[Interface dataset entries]
- Opening Delimiter -
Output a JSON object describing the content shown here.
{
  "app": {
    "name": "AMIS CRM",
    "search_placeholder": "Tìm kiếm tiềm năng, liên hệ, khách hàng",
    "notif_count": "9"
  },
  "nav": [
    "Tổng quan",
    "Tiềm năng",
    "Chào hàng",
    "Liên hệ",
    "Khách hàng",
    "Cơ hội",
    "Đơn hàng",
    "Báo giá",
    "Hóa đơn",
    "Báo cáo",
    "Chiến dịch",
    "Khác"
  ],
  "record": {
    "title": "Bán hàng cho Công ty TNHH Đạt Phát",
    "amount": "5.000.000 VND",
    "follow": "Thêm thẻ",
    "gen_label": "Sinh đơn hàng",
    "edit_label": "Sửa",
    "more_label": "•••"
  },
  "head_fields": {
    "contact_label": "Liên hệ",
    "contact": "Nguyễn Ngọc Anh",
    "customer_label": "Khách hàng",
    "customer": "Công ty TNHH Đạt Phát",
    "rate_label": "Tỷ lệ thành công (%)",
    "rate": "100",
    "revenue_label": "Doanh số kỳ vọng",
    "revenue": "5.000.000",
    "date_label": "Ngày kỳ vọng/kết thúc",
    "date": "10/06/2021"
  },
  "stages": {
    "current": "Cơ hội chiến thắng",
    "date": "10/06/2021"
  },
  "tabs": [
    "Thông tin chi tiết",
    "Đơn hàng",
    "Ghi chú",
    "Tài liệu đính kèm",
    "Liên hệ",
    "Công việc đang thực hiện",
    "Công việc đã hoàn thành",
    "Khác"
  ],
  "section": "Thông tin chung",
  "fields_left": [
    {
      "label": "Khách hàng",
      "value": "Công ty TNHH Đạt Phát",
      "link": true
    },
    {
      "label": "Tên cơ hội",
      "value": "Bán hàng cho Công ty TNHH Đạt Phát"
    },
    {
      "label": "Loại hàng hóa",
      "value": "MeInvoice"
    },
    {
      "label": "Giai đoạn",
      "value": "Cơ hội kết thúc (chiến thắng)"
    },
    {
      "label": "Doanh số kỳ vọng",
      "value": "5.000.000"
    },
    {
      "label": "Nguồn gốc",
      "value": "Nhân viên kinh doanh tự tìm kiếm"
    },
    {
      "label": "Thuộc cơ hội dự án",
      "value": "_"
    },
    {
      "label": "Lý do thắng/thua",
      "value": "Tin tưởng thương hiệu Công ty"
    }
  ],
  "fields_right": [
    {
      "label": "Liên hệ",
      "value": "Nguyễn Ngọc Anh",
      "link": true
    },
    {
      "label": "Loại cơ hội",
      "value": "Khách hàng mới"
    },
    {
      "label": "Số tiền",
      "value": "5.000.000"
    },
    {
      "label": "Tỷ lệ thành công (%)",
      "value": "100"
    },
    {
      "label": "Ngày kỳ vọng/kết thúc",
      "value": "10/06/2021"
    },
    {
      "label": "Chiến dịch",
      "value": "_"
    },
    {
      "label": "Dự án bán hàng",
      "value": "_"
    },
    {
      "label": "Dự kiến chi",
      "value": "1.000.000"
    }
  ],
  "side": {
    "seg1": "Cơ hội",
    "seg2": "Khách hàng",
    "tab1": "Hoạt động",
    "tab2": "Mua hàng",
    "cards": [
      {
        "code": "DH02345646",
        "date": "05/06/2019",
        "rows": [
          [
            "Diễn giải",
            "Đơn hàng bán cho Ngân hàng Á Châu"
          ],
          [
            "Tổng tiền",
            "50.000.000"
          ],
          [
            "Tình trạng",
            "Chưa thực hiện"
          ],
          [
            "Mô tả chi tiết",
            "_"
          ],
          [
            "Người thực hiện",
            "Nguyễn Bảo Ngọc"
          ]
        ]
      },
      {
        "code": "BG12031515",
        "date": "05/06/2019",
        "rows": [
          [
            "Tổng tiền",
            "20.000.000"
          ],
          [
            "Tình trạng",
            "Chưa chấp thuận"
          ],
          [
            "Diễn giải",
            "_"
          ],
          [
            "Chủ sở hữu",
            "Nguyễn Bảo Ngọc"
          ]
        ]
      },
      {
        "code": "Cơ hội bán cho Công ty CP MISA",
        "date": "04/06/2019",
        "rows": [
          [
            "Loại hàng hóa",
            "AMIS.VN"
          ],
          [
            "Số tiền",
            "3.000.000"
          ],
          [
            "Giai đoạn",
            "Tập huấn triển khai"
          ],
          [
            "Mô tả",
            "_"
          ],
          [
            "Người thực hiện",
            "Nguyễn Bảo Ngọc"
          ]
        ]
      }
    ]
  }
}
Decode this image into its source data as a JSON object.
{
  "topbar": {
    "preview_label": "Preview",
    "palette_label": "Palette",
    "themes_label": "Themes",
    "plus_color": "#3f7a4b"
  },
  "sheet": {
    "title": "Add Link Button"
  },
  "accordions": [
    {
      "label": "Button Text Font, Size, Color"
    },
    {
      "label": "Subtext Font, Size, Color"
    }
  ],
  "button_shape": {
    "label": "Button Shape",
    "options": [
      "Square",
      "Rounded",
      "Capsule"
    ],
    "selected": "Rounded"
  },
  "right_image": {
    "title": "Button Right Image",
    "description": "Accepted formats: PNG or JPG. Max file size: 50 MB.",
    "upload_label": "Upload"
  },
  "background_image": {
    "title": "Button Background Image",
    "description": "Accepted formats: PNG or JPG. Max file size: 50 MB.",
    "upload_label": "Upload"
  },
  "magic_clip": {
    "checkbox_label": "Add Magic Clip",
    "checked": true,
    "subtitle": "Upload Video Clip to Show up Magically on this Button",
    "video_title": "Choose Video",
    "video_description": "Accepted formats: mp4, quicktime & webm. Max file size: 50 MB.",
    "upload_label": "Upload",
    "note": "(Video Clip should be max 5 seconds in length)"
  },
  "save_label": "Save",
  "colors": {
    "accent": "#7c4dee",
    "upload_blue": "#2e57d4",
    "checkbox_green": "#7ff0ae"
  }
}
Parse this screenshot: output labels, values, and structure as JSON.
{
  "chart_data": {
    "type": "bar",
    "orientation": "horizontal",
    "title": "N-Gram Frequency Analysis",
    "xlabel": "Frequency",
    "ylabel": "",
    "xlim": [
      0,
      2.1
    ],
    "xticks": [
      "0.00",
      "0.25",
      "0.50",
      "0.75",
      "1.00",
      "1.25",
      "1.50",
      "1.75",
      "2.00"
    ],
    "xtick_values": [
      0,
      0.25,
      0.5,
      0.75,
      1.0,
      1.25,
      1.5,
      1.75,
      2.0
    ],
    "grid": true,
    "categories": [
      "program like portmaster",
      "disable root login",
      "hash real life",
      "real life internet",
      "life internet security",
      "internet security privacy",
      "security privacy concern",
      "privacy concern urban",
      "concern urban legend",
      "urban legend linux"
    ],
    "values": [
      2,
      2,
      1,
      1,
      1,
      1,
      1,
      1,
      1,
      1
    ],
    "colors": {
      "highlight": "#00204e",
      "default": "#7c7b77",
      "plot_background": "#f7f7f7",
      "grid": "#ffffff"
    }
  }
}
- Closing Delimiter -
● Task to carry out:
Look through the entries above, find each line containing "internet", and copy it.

● Exercise output:
      "real life internet",
      "life internet security",
      "internet security privacy",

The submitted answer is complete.